(Items from a dataset)
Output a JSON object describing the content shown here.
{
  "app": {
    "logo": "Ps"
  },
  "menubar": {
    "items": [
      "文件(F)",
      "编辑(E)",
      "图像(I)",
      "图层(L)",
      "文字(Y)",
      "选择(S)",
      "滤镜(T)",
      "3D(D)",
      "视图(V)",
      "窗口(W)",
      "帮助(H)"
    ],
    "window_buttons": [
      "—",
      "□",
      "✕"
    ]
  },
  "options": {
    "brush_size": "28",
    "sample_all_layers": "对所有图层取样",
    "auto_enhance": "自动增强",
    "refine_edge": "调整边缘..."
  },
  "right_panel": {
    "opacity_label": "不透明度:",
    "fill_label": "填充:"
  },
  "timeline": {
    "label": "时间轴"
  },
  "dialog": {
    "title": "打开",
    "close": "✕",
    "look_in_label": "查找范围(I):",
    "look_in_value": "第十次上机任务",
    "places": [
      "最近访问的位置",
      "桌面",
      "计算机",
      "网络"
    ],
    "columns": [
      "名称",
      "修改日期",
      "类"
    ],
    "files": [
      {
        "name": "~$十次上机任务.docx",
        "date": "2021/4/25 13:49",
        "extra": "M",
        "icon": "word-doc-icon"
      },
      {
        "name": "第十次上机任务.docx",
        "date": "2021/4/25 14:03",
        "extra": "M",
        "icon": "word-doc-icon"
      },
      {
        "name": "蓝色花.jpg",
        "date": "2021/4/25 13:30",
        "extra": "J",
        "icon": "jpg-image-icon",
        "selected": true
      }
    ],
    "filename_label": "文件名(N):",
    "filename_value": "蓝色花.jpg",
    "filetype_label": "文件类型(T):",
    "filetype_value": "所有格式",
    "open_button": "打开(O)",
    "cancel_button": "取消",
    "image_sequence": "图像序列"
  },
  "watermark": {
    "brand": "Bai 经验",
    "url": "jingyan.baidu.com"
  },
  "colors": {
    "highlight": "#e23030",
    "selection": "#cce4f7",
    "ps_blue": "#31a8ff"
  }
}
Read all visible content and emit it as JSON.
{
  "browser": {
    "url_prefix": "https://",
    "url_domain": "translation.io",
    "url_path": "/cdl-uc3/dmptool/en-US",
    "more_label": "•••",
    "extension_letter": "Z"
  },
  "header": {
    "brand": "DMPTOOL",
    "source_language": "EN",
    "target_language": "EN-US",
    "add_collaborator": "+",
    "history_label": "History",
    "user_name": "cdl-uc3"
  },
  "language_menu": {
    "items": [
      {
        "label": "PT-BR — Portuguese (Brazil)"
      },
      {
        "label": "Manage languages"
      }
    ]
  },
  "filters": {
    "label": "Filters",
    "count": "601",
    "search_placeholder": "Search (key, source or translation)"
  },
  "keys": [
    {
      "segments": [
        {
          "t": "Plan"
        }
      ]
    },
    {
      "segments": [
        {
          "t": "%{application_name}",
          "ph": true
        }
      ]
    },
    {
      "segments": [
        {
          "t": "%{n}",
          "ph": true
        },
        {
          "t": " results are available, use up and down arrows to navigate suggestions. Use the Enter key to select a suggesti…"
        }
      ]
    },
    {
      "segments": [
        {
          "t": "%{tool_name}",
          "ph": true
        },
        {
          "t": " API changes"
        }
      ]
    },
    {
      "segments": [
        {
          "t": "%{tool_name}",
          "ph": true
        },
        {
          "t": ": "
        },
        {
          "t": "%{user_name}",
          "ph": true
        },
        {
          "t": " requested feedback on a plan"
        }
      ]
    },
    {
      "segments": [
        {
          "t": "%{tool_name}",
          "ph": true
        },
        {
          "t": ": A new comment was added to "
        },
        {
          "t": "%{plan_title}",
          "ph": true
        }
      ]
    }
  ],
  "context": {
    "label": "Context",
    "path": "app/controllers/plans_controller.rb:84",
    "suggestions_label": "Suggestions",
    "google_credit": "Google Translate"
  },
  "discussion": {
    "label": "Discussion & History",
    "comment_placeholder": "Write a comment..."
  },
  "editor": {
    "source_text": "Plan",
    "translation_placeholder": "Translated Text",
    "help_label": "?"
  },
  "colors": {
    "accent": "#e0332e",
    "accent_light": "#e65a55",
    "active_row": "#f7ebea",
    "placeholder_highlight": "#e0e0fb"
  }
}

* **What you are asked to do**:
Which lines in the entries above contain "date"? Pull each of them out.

* **Result for this exercise**:
        "date": "2021/4/25 13:49",
        "date": "2021/4/25 14:03",
        "date": "2021/4/25 13:30",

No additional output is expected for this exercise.